Background: During pregnancy, serum cholesterol (TC) and triglyceride (TG) concentrations are known to increase significantly, but whether remnant lipoprotein particles (RLP) increase has not been shown. Methods: We compared lipid profiles in 22 healthy pregnant women to 31 healthy nonpregnant women and 24 patients with diabetes mellitus (DM), by measuring cholesterol and TG concentrations in major lipoprotein classes after HPLC separation and immunoseparation of RLP. Results: Serum TG and TC concentrations were significantly higher in the pregnant group than in the healthy control or DM groups. Cholesterol and TG concentrations of all major lipoprotein classes were also significantly higher in the pregnant group than the control and DM groups, except for VLDL-TG in the DM group. RLP-C and RLP-TG concentrations were significantly higher in the pregnant group (8.7 mg/dl and 25.4 mg/dl on average) than the control group (2.4 mg/dl and 5.7 mg/dl), but not different from the DM group (8.8 mg/dl and 24.1 mg/dl). RLP-TG to RLP-C ratios were similar among the three groups and correlated with the VLDL-TG to VLDL-C ratio. The percentages of RLP-C in VLDL-C and RLP-TG in VLDL-TG in the pregnant group (15.9% and 15.7%) were significantly lower than those of the control (48.5% and 35.6%) and the DM (32.7% and 20.8%) groups. Conclusions: RLP increased moderately during gestation with the increase in VLDL and TG, but the percentage of RLP in VLDL was significantly lower in the pregnant women compared with the control and DM patients, suggesting that hypertriglyceridemia in pregnancy is not primarily due to an increase in the atherogenic RLP.

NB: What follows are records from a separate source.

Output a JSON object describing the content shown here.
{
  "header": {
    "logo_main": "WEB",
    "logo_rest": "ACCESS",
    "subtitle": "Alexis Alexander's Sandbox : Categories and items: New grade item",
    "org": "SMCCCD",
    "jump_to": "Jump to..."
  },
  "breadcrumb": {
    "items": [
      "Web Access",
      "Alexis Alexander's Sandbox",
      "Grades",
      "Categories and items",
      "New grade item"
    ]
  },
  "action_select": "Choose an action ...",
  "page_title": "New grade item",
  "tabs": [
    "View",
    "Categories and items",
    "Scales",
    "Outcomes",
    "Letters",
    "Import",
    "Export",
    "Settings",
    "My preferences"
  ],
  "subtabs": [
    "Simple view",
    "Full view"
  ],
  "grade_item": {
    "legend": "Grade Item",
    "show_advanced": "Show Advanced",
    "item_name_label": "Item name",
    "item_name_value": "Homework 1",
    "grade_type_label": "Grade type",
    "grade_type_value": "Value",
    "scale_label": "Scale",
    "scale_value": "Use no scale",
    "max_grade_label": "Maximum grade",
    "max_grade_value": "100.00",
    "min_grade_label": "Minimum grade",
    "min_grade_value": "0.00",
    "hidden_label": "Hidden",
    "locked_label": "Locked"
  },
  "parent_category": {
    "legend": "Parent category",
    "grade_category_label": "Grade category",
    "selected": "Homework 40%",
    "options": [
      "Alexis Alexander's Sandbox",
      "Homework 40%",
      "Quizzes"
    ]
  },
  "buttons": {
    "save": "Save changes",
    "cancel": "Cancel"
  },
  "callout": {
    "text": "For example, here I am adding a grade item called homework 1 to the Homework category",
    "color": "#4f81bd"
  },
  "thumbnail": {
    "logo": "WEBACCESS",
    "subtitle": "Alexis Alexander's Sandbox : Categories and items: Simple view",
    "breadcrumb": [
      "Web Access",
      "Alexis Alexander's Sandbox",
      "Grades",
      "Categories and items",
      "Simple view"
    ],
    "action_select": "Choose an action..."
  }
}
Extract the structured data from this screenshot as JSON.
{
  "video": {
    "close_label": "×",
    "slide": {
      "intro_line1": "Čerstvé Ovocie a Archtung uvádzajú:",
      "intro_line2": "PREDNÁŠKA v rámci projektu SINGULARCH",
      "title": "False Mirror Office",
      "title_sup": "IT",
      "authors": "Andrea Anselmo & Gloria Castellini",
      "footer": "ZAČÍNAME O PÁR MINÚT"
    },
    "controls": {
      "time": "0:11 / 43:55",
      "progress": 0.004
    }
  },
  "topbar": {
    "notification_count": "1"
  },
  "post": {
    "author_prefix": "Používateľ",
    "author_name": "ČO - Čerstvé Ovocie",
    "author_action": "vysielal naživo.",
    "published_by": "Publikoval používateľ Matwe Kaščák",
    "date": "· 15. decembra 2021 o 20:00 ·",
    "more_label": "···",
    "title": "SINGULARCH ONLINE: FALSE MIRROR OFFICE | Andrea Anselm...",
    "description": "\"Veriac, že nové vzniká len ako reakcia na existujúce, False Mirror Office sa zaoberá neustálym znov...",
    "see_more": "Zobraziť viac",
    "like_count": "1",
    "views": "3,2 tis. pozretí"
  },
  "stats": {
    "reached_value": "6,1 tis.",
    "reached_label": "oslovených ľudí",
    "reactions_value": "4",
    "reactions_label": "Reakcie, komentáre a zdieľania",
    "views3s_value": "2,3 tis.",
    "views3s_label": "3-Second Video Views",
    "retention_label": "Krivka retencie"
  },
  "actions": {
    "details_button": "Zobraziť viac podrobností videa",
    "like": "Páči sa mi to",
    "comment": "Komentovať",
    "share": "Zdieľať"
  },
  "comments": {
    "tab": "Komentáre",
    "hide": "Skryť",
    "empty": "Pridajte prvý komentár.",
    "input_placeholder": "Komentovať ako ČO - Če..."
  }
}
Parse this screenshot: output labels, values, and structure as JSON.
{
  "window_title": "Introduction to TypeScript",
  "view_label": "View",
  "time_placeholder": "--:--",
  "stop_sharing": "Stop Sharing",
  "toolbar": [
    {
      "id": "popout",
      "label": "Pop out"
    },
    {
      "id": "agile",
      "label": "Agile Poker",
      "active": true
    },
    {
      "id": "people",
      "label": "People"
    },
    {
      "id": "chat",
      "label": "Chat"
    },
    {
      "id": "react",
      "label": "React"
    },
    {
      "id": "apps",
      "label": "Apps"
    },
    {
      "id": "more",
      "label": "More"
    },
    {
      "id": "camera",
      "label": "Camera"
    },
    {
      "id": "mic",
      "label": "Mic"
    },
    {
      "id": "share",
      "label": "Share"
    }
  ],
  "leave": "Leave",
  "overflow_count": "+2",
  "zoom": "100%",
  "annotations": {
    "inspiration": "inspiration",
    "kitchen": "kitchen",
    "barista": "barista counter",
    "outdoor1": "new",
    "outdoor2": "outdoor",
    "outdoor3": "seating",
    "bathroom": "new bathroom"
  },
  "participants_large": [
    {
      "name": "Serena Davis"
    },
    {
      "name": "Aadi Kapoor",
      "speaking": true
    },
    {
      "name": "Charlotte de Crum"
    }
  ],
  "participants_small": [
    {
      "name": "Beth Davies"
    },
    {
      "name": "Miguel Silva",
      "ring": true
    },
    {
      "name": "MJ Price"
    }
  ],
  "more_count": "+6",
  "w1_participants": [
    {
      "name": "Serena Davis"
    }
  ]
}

- Remnant lipoprotein particles
- Triglyceride-rich lipoproteins
- Type II diabetes mellitus
ASJC Scopus subject areas
- Clinical Biochemistry
- Biochemistry, medical